Gastronomy for a hard day’s work since 2004, I have visited several construction sites
in São Paulo. When I arrive, I ask the workers for their permission to photograph their “marmitas” (packed lunches.) Even though they’re hungry, most of them patiently give
me their permission.
It’s lunch time and, as is the custom in Brazil, each worker has left his home very early in the morning carrying his marmita.
Generally, these meals are prepared by mothers or wives.
Let ́s supose that, by getting up at the crack of dawn to prepare this meal, these women establish a very special communication with the other. An affective and effective nurturing.
It’s common knowledge that these packed lunches all carry rice and black beans at the bottom, even if you can’t see them. On top of this base, there is a “hierarchy of sustenance” to be added, in other words, a hierarchy of proteins.
When a worker opens his marmita before the group and shows that he brought meat, that means his financial situation is very good. On the other hand, if he’s brought chicken giblets or pig entrails, his financial situation is merely alright.
However, if the worker’s brought fried eggs in his marmita, that means he is struggling to make ends meet.

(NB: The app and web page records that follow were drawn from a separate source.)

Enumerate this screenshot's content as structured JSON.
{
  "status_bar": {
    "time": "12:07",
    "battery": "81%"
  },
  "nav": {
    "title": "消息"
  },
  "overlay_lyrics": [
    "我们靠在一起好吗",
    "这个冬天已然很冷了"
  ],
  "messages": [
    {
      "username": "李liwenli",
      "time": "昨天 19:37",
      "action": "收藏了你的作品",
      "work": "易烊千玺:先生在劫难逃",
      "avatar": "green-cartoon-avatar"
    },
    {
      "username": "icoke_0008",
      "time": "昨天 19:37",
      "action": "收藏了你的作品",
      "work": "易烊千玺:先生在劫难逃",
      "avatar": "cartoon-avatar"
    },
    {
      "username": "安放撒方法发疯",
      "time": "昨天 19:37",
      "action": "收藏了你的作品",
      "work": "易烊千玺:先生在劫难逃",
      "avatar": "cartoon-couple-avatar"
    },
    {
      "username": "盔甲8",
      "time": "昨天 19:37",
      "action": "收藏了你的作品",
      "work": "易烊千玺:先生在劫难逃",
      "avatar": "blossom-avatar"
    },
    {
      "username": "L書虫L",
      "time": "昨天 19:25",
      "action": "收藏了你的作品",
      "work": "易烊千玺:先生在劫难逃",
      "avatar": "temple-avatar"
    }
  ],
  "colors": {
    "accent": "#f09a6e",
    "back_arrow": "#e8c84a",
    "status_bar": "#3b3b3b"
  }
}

In the assembling of each marmita is the expectation that this small container will satisfy the hunger of its owner. And it does.

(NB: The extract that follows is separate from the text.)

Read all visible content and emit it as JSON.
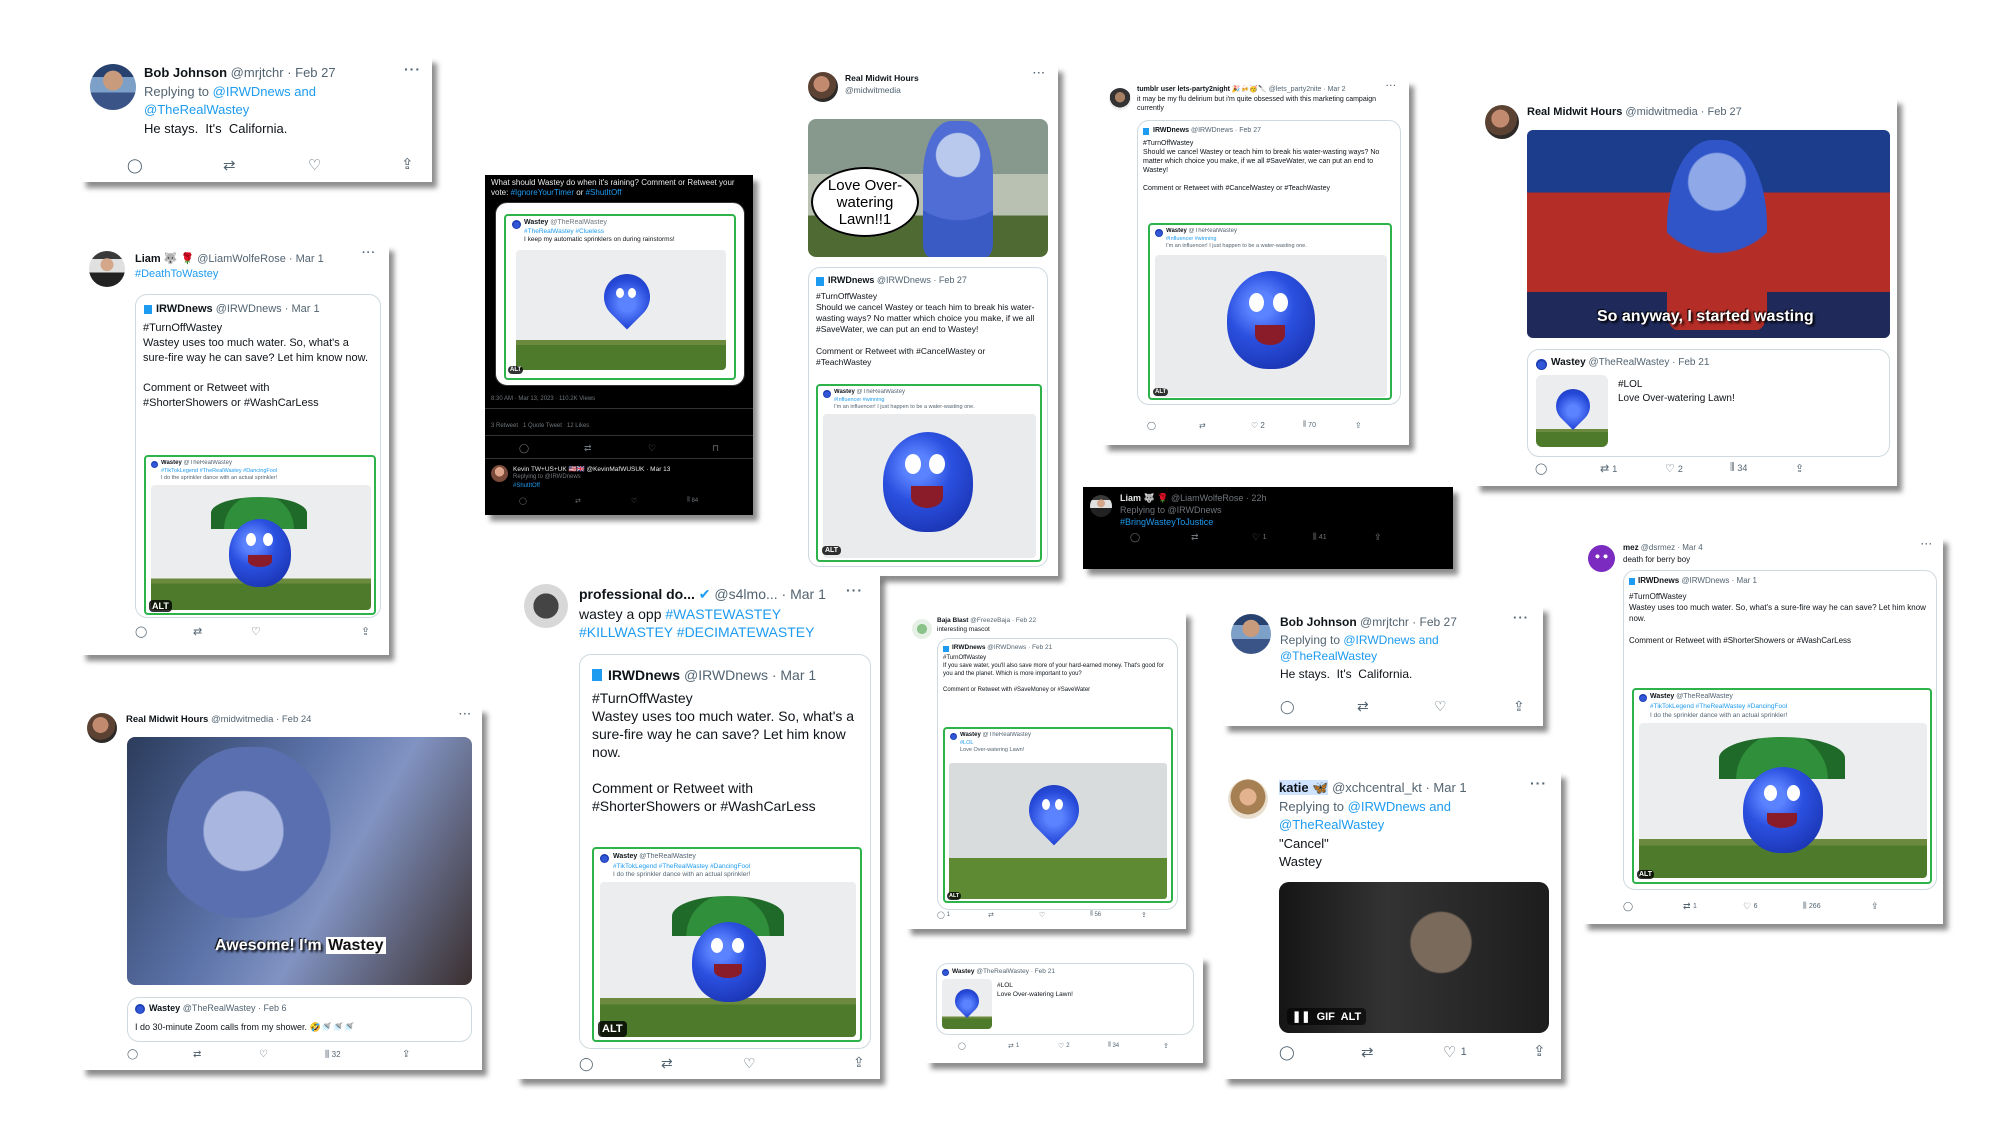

In the assembling of each marmita is a bet on another day’s hard work.